Then it was back to the bus and off to the Suzhou International Foreign Language School. This is a private school, and is also a boarding school for about 4,000 students from First Grade to High School. It costs $7,500 USD to get your student into the school, and $2,500 every Semester.
We looked into several rooms then were allowed into a couple of rooms where some youngsters were working on computers. The students in the younger classrooms were not very conversant. But when I walked into an older classroom there were several adults already talking to students.
Many on our tour were classroom teachers or administrators. This stop was a special visit to accommodate their interests. The teachers were all over the kids. As could be expected, the kids responded to them. Sharon was deeply engaged in a conversation with three little girls, and having a wonderful time.
I walked up to three boys that were not engaged in conversation and introduced myself. Randy, Timmy and John were right on the talk. Randy was 14, Timmy was 14, and John 15. We didn't have any earthshaking conversation, but they did get to practice their English a little.
Patty, my sister-in-law – a high school teacher, entered the room. She said to one young man, "OK, your English name is Jack. But what name did your parents give you?"
"Would you like to have me write it down for you?" And he grabbed her notebook.
He wrote it down then said, "Would you like to have a picture of me?"
Of course she quickly said yes. He opened a book, peeled out a little sticker with his picture and stuck it to the page. She was very tickled.
I could not take even one picture of the school, because my poor little camera battery just gave up and died. It needed to be charged again. I was concerned that it had died altogether.
When I looked to see how many pictures I had left I nearly fell over. I can take 216 shots on my 256 MB card. When the camera is turned on a number appears in the lower right corner telling how many shots are left. The number in that corner was 30. Holy cow that’s 186 pictures. No wonder the battery was tired.
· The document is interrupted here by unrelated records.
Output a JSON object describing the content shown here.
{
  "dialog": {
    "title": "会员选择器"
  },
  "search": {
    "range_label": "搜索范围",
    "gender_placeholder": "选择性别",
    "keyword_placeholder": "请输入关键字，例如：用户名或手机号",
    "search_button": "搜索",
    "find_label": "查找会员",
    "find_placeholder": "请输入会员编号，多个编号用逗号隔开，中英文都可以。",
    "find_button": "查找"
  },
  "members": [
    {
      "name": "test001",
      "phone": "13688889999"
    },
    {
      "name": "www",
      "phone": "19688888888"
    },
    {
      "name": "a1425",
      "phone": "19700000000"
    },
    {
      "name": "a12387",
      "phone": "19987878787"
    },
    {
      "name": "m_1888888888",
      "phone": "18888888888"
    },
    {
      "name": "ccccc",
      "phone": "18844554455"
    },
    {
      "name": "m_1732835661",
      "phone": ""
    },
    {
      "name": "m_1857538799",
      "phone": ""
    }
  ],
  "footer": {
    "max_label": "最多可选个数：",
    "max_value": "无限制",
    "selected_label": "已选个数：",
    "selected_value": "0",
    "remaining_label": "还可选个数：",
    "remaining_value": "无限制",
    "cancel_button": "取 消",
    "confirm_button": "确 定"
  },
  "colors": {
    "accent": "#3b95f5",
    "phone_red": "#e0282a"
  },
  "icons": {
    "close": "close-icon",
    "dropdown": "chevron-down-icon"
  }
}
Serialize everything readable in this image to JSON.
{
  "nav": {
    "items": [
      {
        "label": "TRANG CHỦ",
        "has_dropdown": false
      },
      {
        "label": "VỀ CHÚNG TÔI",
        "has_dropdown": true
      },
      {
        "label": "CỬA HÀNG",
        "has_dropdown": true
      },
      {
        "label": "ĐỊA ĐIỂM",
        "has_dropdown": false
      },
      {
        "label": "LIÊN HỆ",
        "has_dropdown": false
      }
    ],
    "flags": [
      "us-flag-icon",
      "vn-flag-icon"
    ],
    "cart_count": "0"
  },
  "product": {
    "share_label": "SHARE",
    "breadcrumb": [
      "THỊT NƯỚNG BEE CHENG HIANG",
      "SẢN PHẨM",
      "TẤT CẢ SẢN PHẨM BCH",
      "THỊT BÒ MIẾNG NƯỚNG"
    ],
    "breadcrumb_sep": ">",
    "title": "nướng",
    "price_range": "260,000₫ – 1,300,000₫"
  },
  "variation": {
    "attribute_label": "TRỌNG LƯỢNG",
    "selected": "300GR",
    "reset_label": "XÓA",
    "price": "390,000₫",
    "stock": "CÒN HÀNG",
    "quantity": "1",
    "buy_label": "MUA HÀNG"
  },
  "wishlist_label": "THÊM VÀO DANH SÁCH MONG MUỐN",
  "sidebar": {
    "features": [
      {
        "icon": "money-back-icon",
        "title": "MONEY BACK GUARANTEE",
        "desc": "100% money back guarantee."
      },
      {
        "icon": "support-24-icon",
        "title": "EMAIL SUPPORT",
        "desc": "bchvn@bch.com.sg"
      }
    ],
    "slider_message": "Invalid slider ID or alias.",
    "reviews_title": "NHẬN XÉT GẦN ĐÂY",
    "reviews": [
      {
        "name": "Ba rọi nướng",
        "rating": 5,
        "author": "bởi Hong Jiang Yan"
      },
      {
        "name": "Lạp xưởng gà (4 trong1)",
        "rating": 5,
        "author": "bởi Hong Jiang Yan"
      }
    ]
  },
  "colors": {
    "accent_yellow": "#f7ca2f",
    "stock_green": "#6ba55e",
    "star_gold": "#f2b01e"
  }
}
It was now 5:40 PM as we rolled toward Hangzhou. According to Arthur there was 45 minutes driving left.
Arthur told us about a "secret shop" where they sold knock-off name brands. This sounded like a place where one could buy cheap (inexpensive?) watches. Sharon definitely wanted to go. I elected to stay in the room as I was beginning to run down for precisely the same reason as my camera battery!
Brent and Sharon on the bus between Suzhou and Hangzhou.
(If you have questions about anything you read today, contact me through the web site. Click on Advertising, and in the middle of the page is a direct link to my e-mail.)